### TASK ITEM
If a record holds a picture, leave the picture out, but write out everything else exactly.

——

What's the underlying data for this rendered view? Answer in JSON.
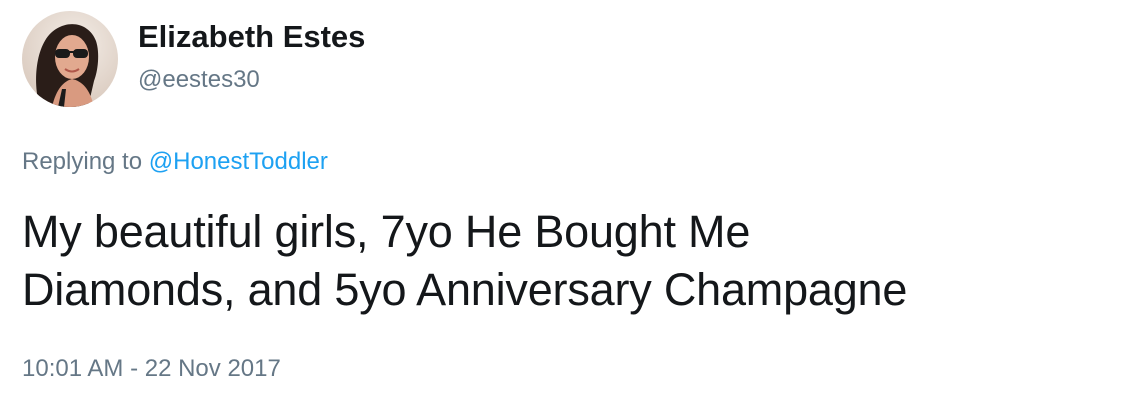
{
  "author": {
    "display_name": "Elizabeth Estes",
    "handle": "@eestes30"
  },
  "reply": {
    "prefix": "Replying to",
    "mention": "@HonestToddler"
  },
  "tweet": {
    "text_line1": "My beautiful girls, 7yo He Bought Me",
    "text_line2": "Diamonds, and 5yo Anniversary Champagne",
    "timestamp": "10:01 AM - 22 Nov 2017"
  },
  "colors": {
    "name": "#14171a",
    "secondary": "#657786",
    "link": "#1da1f2"
  }
}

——

### ANSWER BOX
What's the underlying data for this rendered view? Answer in JSON.
{
  "author": {
    "display_name": "Elizabeth Estes",
    "handle": "@eestes30"
  },
  "reply": {
    "prefix": "Replying to",
    "mention": "@HonestToddler"
  },
  "tweet": {
    "text_line1": "My beautiful girls, 7yo He Bought Me",
    "text_line2": "Diamonds, and 5yo Anniversary Champagne",
    "timestamp": "10:01 AM - 22 Nov 2017"
  },
  "colors": {
    "name": "#14171a",
    "secondary": "#657786",
    "link": "#1da1f2"
  }
}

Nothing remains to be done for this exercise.